Imdugud folded his wings and dove. The sky itself tried to hold him back, but he narrowed his eyes and continued to drop. The monster grew larger.
Imdugud stretched out his claws.
It was a raking strike made at blinding speed, even as Imdugud threw out his wings and sheared away. One leg broke with a crack, and he wobbled and nearly fell into the sea. Behind him, Rahbu roared. Then Father Anzu was there, catching him, carrying him toward the rocky beach.
Imdugud looked over his shoulder to see the monster, one eye extinguished, lunging after them—but his brothers attacked in a mob, long spears in their claws. Anzu blinked, and lightning stung the creature’s massive tail.
With a scream of frustration, the Eldest began to swim for deeper water.
 As one-eyed Rahbu sank beneath the water, he cursed the children of the storm:
“By Grandmother Sea I declare it! 
One day the ocean will cover all the land—
and then you will have no place to rest your feet!”
Father Anzu was not afraid, but answered and said, “The Windmaker writes all fates!

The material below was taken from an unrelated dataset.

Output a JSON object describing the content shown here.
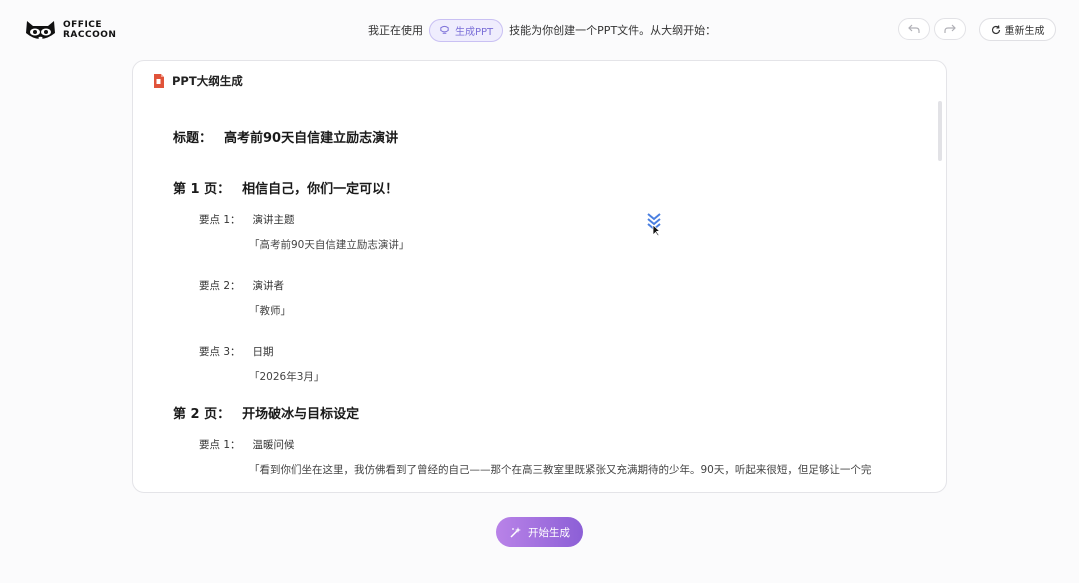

One day there will be no more sea—and then where will you hide?”
But young warrior Imdugud did not think of the future—he roared triumph, even as he wept tears as bitter as the sea.

The story-teller flicked her tail and purred. “And that’s the end of the story.”
“Did Great Rahbu die?” asked the nearest kit, leaning eagerly against her cloak of wings.  His eyes were large and greener than a hurricane sky.
            “I did not say so,” said the story-teller.
            “Then we’re still at war with the litans?”  Another kit shuddered.  “I’m never going to fly over the sea ever!”
            “One day I’ll have wings like Father Anzu’s, and I will make the monsters so scared they will never come out of the Deeps again!” glared the green-eyed kit, stretching out his small wings.
            “The Windmaker will write your fate, Ningzidarum,” the story-teller said repressively.  “To bring down Rahbu would be a deed for a great hero.  Now come—it’s time to go home.”
            They set off toward the Double Mountain like a flock of strange birds.  Behind them, the clouds darkened.  A storm was coming.